[Records for this task]

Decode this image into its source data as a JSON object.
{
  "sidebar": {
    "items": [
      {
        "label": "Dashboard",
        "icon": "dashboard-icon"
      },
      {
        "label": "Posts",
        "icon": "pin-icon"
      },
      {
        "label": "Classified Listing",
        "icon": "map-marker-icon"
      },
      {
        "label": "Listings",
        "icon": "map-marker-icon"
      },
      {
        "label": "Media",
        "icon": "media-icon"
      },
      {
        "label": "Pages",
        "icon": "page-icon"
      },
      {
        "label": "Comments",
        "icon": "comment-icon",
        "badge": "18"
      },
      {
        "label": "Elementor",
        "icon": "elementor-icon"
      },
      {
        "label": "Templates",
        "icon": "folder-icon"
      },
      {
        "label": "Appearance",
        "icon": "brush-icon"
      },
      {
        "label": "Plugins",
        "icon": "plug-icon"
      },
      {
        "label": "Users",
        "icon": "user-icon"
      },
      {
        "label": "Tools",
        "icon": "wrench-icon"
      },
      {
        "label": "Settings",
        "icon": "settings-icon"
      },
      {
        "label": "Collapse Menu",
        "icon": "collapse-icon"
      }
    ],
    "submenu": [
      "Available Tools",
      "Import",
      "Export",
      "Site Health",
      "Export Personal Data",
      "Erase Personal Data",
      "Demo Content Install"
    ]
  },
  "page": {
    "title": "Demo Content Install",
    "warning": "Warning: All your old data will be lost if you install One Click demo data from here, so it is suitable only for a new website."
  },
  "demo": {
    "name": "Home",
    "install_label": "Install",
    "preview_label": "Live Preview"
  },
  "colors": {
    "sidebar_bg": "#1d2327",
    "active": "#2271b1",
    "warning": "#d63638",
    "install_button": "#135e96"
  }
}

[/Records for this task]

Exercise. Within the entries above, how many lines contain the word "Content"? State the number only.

Task response. 2